The troubled Whangaruru charter school asked Hekia Parata for $25,000 to fence the school farm at the expense of spending on teaching, Labour’s Education spokesperson Chris Hipkins says.
“This unbelievable revelation comes hard on the heels of Hekia Parata’s decision to ignore a damning audit, overrule her officials and spend another $129,000 dollars on the school. The audit listed a catalogue of wasteful failures at Whangaruru which is costing five times as much per pupil as state schools.
Hekia Parata’s decision to keep troubled Whangaruru Charter school open despite being presented with a catalogue of failure defies belief, goes against official advice and breaks a Government promise to close these schools if they were failing, says Labour’s Education spokesperson Chris Hipkins.
“Both Hekia Parata and the Prime Minister John Key have said that if charter schools fail they will not remain open.

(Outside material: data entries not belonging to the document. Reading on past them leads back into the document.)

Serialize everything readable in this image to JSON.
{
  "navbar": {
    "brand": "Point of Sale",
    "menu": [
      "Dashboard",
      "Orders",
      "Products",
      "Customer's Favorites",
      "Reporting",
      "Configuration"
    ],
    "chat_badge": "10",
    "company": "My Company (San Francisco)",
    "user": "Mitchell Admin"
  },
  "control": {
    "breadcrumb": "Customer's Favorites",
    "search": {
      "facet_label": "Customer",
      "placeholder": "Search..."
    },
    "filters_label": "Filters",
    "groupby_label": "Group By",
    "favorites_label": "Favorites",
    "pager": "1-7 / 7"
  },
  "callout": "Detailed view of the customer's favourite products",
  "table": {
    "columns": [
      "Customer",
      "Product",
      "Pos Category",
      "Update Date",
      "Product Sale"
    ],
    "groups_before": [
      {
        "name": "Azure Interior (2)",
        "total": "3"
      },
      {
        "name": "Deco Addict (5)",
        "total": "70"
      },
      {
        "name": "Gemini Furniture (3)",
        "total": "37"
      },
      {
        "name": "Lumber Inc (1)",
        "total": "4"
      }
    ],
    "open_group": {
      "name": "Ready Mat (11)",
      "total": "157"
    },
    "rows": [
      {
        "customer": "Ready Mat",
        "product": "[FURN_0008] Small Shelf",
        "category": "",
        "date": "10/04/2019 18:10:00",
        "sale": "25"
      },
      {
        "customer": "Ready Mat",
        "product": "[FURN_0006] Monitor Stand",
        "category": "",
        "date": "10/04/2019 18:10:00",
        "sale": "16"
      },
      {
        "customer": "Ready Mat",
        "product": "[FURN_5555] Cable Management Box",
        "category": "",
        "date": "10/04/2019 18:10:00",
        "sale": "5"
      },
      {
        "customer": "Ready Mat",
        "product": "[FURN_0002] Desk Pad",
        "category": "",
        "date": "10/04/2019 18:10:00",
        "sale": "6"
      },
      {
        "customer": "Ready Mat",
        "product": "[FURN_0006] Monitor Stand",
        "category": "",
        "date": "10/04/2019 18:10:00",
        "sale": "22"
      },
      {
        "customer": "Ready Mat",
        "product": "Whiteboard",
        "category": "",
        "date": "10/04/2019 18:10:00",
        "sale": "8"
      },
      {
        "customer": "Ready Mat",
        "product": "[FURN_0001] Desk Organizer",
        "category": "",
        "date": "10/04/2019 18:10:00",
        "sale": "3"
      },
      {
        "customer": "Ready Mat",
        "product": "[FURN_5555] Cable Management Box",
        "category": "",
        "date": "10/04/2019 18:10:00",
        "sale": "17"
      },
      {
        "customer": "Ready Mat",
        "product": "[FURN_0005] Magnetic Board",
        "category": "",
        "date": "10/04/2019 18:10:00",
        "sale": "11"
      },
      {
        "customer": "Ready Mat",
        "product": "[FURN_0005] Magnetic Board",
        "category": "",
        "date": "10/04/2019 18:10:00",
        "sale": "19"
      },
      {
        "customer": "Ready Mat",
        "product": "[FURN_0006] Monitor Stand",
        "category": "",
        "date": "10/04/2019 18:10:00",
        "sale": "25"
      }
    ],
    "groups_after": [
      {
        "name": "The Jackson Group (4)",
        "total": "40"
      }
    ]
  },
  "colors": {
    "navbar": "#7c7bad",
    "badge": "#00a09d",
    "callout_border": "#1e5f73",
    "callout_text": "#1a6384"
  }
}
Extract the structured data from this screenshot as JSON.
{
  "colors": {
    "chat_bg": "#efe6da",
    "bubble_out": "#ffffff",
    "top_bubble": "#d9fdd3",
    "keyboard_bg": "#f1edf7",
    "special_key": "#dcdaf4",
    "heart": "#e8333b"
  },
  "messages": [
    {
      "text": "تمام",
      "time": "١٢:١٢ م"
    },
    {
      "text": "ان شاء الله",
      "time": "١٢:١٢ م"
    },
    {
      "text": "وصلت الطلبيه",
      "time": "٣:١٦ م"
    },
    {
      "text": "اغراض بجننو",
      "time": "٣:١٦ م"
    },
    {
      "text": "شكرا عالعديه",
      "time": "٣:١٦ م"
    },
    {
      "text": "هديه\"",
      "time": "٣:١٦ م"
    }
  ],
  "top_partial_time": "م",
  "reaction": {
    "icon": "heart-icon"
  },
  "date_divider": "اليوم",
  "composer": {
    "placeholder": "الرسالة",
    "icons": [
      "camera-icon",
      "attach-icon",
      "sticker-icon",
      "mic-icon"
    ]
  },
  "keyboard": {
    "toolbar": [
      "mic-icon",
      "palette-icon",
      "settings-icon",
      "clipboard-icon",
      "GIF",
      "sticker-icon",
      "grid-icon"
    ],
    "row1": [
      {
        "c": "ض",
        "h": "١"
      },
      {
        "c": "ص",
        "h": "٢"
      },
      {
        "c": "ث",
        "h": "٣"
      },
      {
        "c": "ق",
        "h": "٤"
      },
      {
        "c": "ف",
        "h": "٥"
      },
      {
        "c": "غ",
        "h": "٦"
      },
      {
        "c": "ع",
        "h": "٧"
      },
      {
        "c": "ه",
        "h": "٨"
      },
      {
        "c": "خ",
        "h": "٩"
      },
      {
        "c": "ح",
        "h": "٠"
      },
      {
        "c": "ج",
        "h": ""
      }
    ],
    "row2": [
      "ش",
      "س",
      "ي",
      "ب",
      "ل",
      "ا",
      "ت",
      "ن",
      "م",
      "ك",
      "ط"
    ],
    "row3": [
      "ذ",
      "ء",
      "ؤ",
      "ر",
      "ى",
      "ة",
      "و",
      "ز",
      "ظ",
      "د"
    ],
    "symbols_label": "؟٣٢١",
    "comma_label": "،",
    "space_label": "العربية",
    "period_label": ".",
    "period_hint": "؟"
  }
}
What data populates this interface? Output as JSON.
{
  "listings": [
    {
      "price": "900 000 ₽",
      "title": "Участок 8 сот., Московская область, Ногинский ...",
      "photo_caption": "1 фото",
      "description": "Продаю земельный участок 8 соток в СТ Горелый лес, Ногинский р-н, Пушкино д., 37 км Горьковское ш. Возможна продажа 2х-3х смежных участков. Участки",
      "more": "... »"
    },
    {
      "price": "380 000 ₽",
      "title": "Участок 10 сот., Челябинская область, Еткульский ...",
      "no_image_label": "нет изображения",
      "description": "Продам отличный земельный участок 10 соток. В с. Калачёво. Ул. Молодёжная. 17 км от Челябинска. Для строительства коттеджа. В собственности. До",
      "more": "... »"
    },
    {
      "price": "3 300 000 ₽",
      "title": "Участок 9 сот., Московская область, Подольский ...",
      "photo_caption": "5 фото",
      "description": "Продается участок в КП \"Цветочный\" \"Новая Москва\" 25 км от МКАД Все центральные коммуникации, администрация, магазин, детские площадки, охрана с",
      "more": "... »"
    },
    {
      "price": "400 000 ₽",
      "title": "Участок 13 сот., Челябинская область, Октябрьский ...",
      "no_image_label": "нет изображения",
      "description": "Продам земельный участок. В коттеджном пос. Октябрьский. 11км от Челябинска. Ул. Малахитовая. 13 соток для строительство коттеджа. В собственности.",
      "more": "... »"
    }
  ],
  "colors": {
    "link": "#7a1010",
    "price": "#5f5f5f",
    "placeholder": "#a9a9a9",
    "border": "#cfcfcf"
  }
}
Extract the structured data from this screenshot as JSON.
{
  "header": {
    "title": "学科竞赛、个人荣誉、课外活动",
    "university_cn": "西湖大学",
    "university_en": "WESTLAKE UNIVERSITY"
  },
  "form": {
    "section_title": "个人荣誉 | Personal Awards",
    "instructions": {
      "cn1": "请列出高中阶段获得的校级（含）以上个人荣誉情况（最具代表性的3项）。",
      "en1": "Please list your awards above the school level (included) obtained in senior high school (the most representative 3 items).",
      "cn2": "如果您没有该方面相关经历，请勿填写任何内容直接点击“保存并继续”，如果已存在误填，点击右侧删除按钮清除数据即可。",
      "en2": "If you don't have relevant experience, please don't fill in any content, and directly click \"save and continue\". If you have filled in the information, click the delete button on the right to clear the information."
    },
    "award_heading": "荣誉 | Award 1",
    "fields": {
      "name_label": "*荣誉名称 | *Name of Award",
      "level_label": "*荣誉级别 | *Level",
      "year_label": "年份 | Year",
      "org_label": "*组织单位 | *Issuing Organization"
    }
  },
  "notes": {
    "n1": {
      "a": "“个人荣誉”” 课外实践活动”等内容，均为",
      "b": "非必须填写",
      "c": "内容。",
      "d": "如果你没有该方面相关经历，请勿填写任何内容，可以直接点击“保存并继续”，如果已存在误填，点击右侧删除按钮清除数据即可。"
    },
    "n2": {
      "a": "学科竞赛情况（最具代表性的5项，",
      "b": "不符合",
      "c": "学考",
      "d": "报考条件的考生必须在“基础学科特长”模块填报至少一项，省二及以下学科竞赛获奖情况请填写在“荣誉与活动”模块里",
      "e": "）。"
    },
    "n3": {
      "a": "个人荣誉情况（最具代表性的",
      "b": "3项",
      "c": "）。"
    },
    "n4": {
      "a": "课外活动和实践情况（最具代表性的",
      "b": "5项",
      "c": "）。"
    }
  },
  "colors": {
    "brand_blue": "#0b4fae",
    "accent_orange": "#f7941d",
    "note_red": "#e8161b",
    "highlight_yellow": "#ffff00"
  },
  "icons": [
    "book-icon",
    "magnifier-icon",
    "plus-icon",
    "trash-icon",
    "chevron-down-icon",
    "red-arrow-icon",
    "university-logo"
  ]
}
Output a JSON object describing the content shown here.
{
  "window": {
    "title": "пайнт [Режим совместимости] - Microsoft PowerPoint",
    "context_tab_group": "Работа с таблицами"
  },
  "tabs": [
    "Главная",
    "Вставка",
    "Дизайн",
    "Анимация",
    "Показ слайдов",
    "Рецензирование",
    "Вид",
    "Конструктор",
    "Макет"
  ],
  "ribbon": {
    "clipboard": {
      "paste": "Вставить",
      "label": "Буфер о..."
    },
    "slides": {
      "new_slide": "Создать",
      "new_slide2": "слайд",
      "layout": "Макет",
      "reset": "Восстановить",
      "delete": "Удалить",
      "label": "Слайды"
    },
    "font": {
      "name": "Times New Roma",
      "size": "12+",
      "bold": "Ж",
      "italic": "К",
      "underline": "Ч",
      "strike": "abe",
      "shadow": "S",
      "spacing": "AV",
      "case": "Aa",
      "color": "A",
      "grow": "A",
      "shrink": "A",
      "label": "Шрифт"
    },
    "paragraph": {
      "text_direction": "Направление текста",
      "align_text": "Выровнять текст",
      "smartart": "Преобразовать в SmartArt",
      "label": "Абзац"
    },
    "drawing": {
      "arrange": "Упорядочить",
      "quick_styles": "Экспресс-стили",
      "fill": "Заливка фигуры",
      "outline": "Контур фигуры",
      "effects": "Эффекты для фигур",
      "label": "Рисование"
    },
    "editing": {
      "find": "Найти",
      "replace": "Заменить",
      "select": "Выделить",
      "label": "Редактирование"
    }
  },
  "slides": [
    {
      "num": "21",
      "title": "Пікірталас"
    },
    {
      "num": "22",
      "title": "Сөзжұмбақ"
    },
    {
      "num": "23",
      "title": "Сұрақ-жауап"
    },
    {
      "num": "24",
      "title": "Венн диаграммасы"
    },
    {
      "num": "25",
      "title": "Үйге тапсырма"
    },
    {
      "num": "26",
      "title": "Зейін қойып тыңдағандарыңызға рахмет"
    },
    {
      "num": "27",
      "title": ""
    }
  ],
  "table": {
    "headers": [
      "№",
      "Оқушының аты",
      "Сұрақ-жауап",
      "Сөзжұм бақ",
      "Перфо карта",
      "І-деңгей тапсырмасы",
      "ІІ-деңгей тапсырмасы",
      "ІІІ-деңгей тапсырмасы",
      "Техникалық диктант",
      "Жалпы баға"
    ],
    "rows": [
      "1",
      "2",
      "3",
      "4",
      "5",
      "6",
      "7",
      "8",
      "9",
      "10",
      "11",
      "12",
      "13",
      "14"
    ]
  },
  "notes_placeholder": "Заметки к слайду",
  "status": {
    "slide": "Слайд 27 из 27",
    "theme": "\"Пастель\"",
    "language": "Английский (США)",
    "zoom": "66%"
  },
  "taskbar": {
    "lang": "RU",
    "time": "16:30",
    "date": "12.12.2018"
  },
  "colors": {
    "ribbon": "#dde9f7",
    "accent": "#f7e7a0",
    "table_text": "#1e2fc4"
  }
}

A damning audit of the Whangaruru school has found there were grounds for closure but the Minister has ignored this and overruled her own officials advice.
The National Government’s charter school experiment has descended into chaos and it’s time for Hekia Parata to stop trying to cover up the full extent of the problems, Labour’s Education spokesperson Chris Hipkins says.
“The Education Minister must release all of the information about charter schools she has been sitting on for months.
A botched Government contract has allowed an Auckland charter school to double dip by getting funding for students it has accommodated for free, Labour’s Education spokesperson Chris Hipkins says.
“Information received by Labour through written Parliamentary questions show the Ministry of Education failed to check whether the Villa Education Trust had enough room to house the 160 students it is being funded for at the new Middle School West Auckland.
The Government’s ICT graduate schools announced today will only train a tiny fraction of the workers the sector is crying out for, Labour’s Tertiary Education spokesperson David Cunliffe says.
“The industry estimates it has a shortage of 10,000 skilled workers, with some putting the shortfall as high as 15,000. The Auckland and Christchurch graduate schools announced by Tertiary Education, Skills and Employment Minister Steven Joyce today will only train 350 a year at most.
Bay of Plenty and Waiariki polytechs are the latest victims of National’s chronic underfunding of regional polytechs, after they announced today they are being forced to merge, says Labour’s Tertiary Education spokesperson David Cunliffe.
“Since 2010, the Government has made $60 million of real cuts to the budget for regional polytechs. As a result, there are more mergers like this one as polytechs in the regions struggle to do more with less.
Hekia Parata’s latest plan to subject school students to even more testing and assessment won’t do anything to lift the educational achievement of the kids who are struggling, Labour’s Education spokesperson Chris Hipkins says.
“New Zealand school students are already amongst the most tested kids in the world. We don’t need more assessment to tell us who the kids are that are falling behind. What we need is more targeted support so that they can catch up.
At a time when state schools are struggling in old, cold, mouldy buildings and can barely make ends meet, the National Government is shovelling cash at charter schools which aren’t even spending the funding on kids’ education, Labour’s Education spokesperson Chris Hipkins says.
“Recently released financial statements show the Whangarei charter school He Puna Marama received $3.9 million in government funding to the end of last year. Yet their audited accounts show they only spent $1.4 million on education, leaving almost $2.5 million over two years unaccounted for.